_WHAT YOU WILL DO_: Write out the following records exactly, each one in full.

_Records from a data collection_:
=====

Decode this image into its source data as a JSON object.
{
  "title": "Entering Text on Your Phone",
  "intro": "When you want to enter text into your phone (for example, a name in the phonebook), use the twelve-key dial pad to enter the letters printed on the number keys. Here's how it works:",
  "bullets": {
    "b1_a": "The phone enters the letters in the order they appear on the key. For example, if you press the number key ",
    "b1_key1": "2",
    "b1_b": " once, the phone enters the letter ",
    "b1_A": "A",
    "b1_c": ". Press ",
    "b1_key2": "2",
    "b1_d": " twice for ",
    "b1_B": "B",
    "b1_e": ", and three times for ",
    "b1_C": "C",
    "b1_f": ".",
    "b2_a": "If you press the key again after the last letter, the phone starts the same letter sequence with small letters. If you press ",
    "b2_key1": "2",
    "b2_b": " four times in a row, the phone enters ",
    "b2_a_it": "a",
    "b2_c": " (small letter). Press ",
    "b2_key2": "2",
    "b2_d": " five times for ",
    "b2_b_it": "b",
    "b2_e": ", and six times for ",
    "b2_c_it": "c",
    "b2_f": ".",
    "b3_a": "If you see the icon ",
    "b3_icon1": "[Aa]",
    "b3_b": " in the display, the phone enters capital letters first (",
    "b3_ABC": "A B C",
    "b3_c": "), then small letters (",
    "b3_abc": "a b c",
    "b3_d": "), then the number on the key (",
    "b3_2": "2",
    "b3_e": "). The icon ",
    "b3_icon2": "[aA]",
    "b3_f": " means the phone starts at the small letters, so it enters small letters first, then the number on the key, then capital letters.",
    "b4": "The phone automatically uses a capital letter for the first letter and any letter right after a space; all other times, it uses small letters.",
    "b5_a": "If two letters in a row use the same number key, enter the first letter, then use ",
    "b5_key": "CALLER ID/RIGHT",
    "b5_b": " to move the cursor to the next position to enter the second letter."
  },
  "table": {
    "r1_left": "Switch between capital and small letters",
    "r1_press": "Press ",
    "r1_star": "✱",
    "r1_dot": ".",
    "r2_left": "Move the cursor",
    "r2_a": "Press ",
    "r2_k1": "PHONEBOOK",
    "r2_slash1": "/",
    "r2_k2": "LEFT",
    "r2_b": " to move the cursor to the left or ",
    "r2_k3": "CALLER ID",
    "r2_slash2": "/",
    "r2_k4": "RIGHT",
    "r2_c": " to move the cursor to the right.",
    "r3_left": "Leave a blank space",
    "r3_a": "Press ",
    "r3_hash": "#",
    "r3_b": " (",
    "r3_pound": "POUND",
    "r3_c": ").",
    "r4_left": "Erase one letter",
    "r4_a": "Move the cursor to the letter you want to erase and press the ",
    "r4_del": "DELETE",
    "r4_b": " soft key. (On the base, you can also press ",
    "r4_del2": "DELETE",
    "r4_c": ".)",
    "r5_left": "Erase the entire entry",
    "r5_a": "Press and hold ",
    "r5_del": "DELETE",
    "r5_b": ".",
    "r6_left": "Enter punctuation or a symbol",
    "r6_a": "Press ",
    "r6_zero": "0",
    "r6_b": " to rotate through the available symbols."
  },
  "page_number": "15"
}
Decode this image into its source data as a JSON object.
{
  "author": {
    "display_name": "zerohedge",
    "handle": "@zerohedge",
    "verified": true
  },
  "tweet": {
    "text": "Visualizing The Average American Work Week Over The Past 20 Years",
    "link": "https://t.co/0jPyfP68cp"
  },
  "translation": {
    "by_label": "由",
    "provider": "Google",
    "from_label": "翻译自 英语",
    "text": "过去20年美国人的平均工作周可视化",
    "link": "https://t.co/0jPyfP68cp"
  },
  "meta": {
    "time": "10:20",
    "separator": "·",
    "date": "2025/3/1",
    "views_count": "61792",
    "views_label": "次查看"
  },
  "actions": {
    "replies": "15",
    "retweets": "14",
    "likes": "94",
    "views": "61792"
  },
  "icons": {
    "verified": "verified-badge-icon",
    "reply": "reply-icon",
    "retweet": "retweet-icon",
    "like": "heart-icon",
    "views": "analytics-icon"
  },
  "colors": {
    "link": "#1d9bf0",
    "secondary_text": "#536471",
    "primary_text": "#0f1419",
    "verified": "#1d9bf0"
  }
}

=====

_RESULT_:
Decode this image into its source data as a JSON object.
{
  "title": "Entering Text on Your Phone",
  "intro": "When you want to enter text into your phone (for example, a name in the phonebook), use the twelve-key dial pad to enter the letters printed on the number keys. Here's how it works:",
  "bullets": {
    "b1_a": "The phone enters the letters in the order they appear on the key. For example, if you press the number key ",
    "b1_key1": "2",
    "b1_b": " once, the phone enters the letter ",
    "b1_A": "A",
    "b1_c": ". Press ",
    "b1_key2": "2",
    "b1_d": " twice for ",
    "b1_B": "B",
    "b1_e": ", and three times for ",
    "b1_C": "C",
    "b1_f": ".",
    "b2_a": "If you press the key again after the last letter, the phone starts the same letter sequence with small letters. If you press ",
    "b2_key1": "2",
    "b2_b": " four times in a row, the phone enters ",
    "b2_a_it": "a",
    "b2_c": " (small letter). Press ",
    "b2_key2": "2",
    "b2_d": " five times for ",
    "b2_b_it": "b",
    "b2_e": ", and six times for ",
    "b2_c_it": "c",
    "b2_f": ".",
    "b3_a": "If you see the icon ",
    "b3_icon1": "[Aa]",
    "b3_b": " in the display, the phone enters capital letters first (",
    "b3_ABC": "A B C",
    "b3_c": "), then small letters (",
    "b3_abc": "a b c",
    "b3_d": "), then the number on the key (",
    "b3_2": "2",
    "b3_e": "). The icon ",
    "b3_icon2": "[aA]",
    "b3_f": " means the phone starts at the small letters, so it enters small letters first, then the number on the key, then capital letters.",
    "b4": "The phone automatically uses a capital letter for the first letter and any letter right after a space; all other times, it uses small letters.",
    "b5_a": "If two letters in a row use the same number key, enter the first letter, then use ",
    "b5_key": "CALLER ID/RIGHT",
    "b5_b": " to move the cursor to the next position to enter the second letter."
  },
  "table": {
    "r1_left": "Switch between capital and small letters",
    "r1_press": "Press ",
    "r1_star": "✱",
    "r1_dot": ".",
    "r2_left": "Move the cursor",
    "r2_a": "Press ",
    "r2_k1": "PHONEBOOK",
    "r2_slash1": "/",
    "r2_k2": "LEFT",
    "r2_b": " to move the cursor to the left or ",
    "r2_k3": "CALLER ID",
    "r2_slash2": "/",
    "r2_k4": "RIGHT",
    "r2_c": " to move the cursor to the right.",
    "r3_left": "Leave a blank space",
    "r3_a": "Press ",
    "r3_hash": "#",
    "r3_b": " (",
    "r3_pound": "POUND",
    "r3_c": ").",
    "r4_left": "Erase one letter",
    "r4_a": "Move the cursor to the letter you want to erase and press the ",
    "r4_del": "DELETE",
    "r4_b": " soft key. (On the base, you can also press ",
    "r4_del2": "DELETE",
    "r4_c": ".)",
    "r5_left": "Erase the entire entry",
    "r5_a": "Press and hold ",
    "r5_del": "DELETE",
    "r5_b": ".",
    "r6_left": "Enter punctuation or a symbol",
    "r6_a": "Press ",
    "r6_zero": "0",
    "r6_b": " to rotate through the available symbols."
  },
  "page_number": "15"
}
Decode this image into its source data as a JSON object.
{
  "author": {
    "display_name": "zerohedge",
    "handle": "@zerohedge",
    "verified": true
  },
  "tweet": {
    "text": "Visualizing The Average American Work Week Over The Past 20 Years",
    "link": "https://t.co/0jPyfP68cp"
  },
  "translation": {
    "by_label": "由",
    "provider": "Google",
    "from_label": "翻译自 英语",
    "text": "过去20年美国人的平均工作周可视化",
    "link": "https://t.co/0jPyfP68cp"
  },
  "meta": {
    "time": "10:20",
    "separator": "·",
    "date": "2025/3/1",
    "views_count": "61792",
    "views_label": "次查看"
  },
  "actions": {
    "replies": "15",
    "retweets": "14",
    "likes": "94",
    "views": "61792"
  },
  "icons": {
    "verified": "verified-badge-icon",
    "reply": "reply-icon",
    "retweet": "retweet-icon",
    "like": "heart-icon",
    "views": "analytics-icon"
  },
  "colors": {
    "link": "#1d9bf0",
    "secondary_text": "#536471",
    "primary_text": "#0f1419",
    "verified": "#1d9bf0"
  }
}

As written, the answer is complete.